The only way Tennessee could take transfers now without having it count against the 25 is if more players transferred out in the coming months. Which is likely going to happen. But it also means that Tennessee will be very hard pressed to sign nearly 32 players, which is what some schools are supposedly planning on. Tennessee still has five spots left in their 2022 class, and their high school recruiting is basically over.
An interesting tidbit
In an odd twist, Tennessee’s lack of depth may have helped them heading into the 2022 cycle.

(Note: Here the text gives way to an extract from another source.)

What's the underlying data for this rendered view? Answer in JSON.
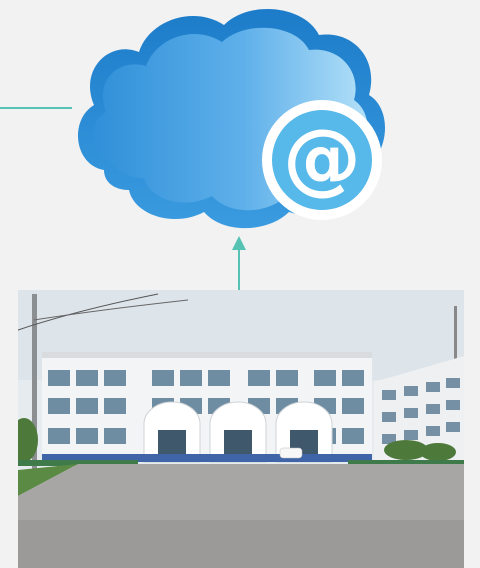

When the NCAA instituted the extra year of eligibility, they gave it to all players—not just seniors. That would seem like a decent rule. But in typical NCAA fashion, they gave teams no leeway with the 85 scholarship cap after 2020. That has resulted in some schools being totally screwed when it came to this year’s recruiting classes. NC State is a prime example: They could only sign 12 recruits in their class because of the roster cap. If your roster was skewed towards underclassmen, you will have a nightmare moving forward with the scholarship allotment, since so many have an extra year of eligibility.
At this juncture in time, I am expecting Tennessee to sign 3-4 transfers. It’s only fair to assume that they will have a handful of players transfer out of the program soon. Every team will experience similar events. In Tennessee’s case, it’s not determined yet if those expected transfers will give them more scholarship room. Even if they don’t, Tennessee still has room in the regular 2022 class. There is still a possibility that Tennessee sees a greater-than-expected number of transfers out, which could give them up to 5-6 spots.
As a very quick side note—there is a chance some of the numbers in here are slightly off. That’s because teams can often put players on scholarship who were originally preferred walk-ons. They rarely announce it, and you often don’t know unless you ask a player/coach about it. So in the 247Sports scholarship chart for instance, some of the walk-ons could very well have received a scholarship, meaning the 76 number is off.